The plateau of Katharo (meaning “clean” in Greek), is located at an altitude of 1150 m, in Lassithi, in eastern Crete. To its southwest rear the high peaks of the Lassithi mountains. It is linked geomorphologically and hydraulically with the main and lower Lassithi plain through the Havga gorge which for most of the time runs like a torrent.
In effect, the Havga waters (with those of the River Xenikos) drain the Katharo, down through the Havga gorge and onto Lassithi. On the banks of the two watercourses is a wealth of riparian vegetation. Here we also find a lot of sinkholes and caves. At the perimeter of the plain are small and dispersed settlements with small vineyards and some crops. In the Pleistocene period, the plain was a lake, which supported a peculiar fauna, including dwarf elephants and hippopotami.

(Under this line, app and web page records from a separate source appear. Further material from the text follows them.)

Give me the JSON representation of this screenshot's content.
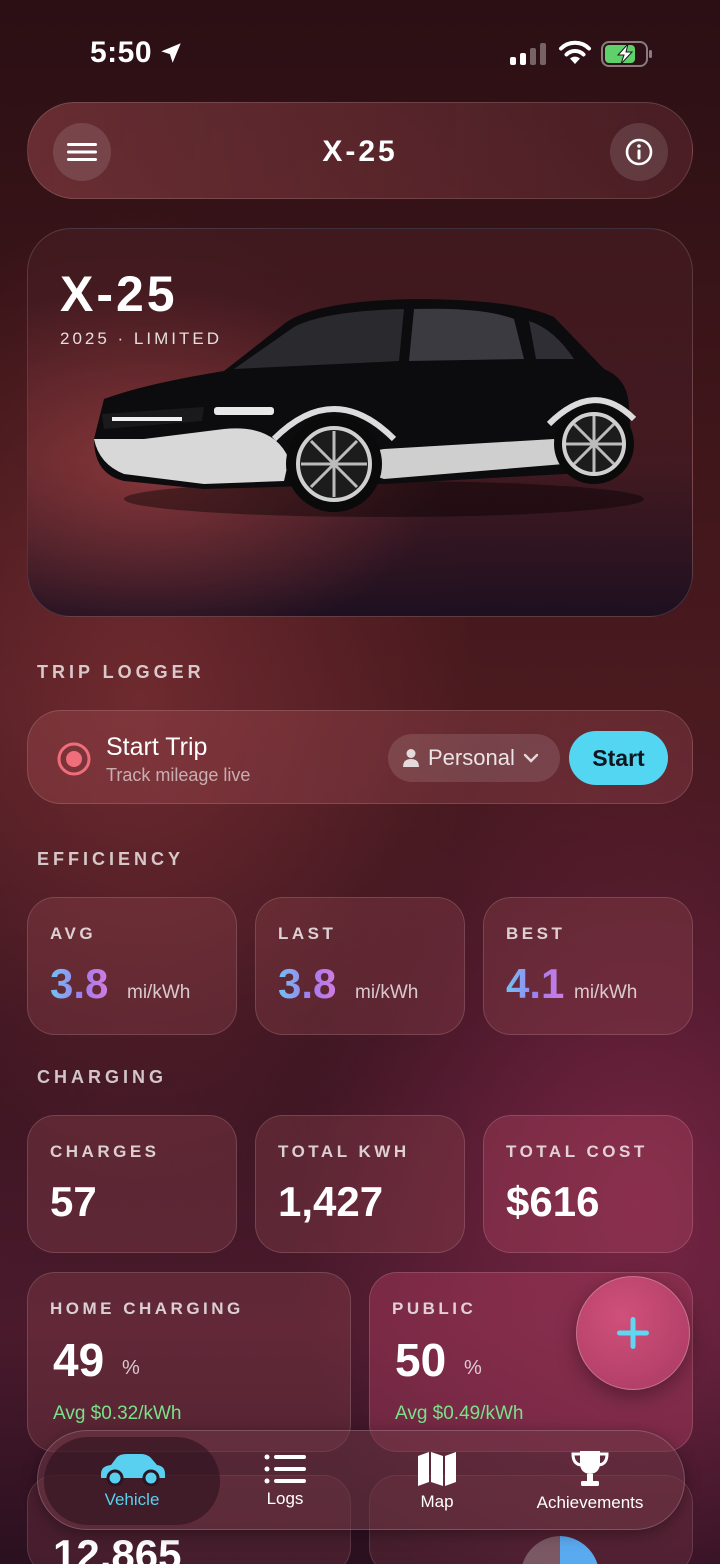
{
  "status_bar": {
    "time": "5:50"
  },
  "header": {
    "title": "X-25"
  },
  "hero": {
    "model": "X-25",
    "subtitle": "2025 · LIMITED"
  },
  "sections": {
    "trip_logger": "TRIP LOGGER",
    "efficiency": "EFFICIENCY",
    "charging": "CHARGING"
  },
  "trip": {
    "title": "Start Trip",
    "subtitle": "Track mileage live",
    "purpose": "Personal",
    "start_label": "Start"
  },
  "efficiency": [
    {
      "label": "AVG",
      "value": "3.8",
      "unit": "mi/kWh"
    },
    {
      "label": "LAST",
      "value": "3.8",
      "unit": "mi/kWh"
    },
    {
      "label": "BEST",
      "value": "4.1",
      "unit": "mi/kWh"
    }
  ],
  "charging": [
    {
      "label": "CHARGES",
      "value": "57"
    },
    {
      "label": "TOTAL KWH",
      "value": "1,427"
    },
    {
      "label": "TOTAL COST",
      "value": "$616"
    }
  ],
  "charging_split": [
    {
      "label": "HOME CHARGING",
      "value": "49",
      "unit": "%",
      "avg": "Avg $0.32/kWh",
      "fraction": 0.49
    },
    {
      "label": "PUBLIC",
      "value": "50",
      "unit": "%",
      "avg": "Avg $0.49/kWh",
      "fraction": 0.5
    }
  ],
  "peek": {
    "left_value": "12,865"
  },
  "fab": {
    "icon": "plus-icon"
  },
  "tabs": [
    {
      "label": "Vehicle",
      "icon": "car-icon",
      "active": true
    },
    {
      "label": "Logs",
      "icon": "list-icon",
      "active": false
    },
    {
      "label": "Map",
      "icon": "map-icon",
      "active": false
    },
    {
      "label": "Achievements",
      "icon": "trophy-icon",
      "active": false
    }
  ],
  "colors": {
    "accent": "#52d6f2",
    "positive": "#7be08a",
    "fab": "#c04a72"
  }
}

It can be accessed by car, from the village of Kritsa in the east, and if you are following the E4 trail you can also walk from the village of Agios Georgios in the north. The distance from Agios Nikolaos is less than 26 km but estimate more than one hour due to the narrow and windy roads as well as any rest stops for photos. This is a wild and untamed area, where you will encounter mostly shepherds and goat herds, with magnificent views of the Lassithi plateau and there are also a few tavernas with excellent local cheeses that you must try. Historically, the area was an important agricultural region, but there were almost no permanent residents and access to water and electricity is still challenging. In the winter, the area is thick with snow and most people move to nearby villages.

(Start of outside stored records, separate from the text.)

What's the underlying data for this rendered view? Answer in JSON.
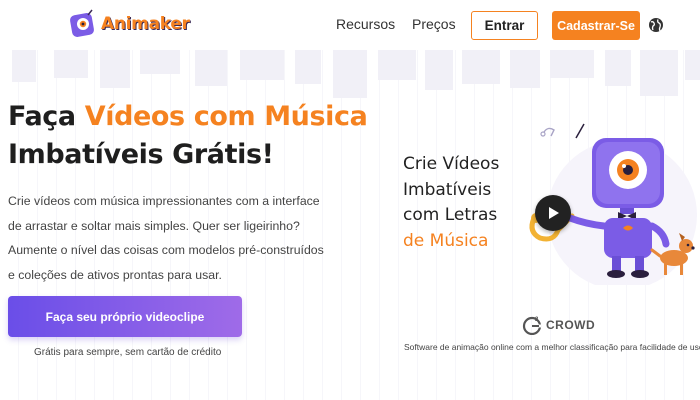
{
  "header": {
    "logo_text": "Animaker",
    "nav": [
      "Recursos",
      "Preços"
    ],
    "login_label": "Entrar",
    "signup_label": "Cadastrar-Se",
    "language_icon": "globe-icon"
  },
  "hero": {
    "title_line1_plain": "Faça ",
    "title_line1_accent": "Vídeos com Música",
    "title_line2": "Imbatíveis Grátis!",
    "description": "Crie vídeos com música impressionantes com a interface de arrastar e soltar mais simples. Quer ser ligeirinho? Aumente o nível das coisas com modelos pré-construídos e coleções de ativos prontas para usar.",
    "cta_label": "Faça seu próprio videoclipe",
    "cta_note": "Grátis para sempre, sem cartão de crédito"
  },
  "panel": {
    "line1": "Crie Vídeos",
    "line2": "Imbatíveis",
    "line3": "com Letras",
    "line4_accent": "de Música",
    "play_icon": "play-icon"
  },
  "rating": {
    "brand": "CROWD",
    "note": "Software de animação online com a melhor classificação para facilidade de uso"
  },
  "colors": {
    "accent": "#f58220",
    "cta_start": "#6a4ee8",
    "cta_end": "#9f6be8",
    "robot_purple": "#7b5ce6"
  }
}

The land of the plateau is community-owned, and cultivation is only allowed to residents that must pay back a percentage of their earnings to Kritsa. Another attraction in the area that is worth seeing is the ancient city of Lato. Some seasonal tavernas operate – spring to autumn and the occasional winter weekend. From the plateau of Katharo visitors may also hike towards the forest of Selakano, one of the most important ecosystems in Crete.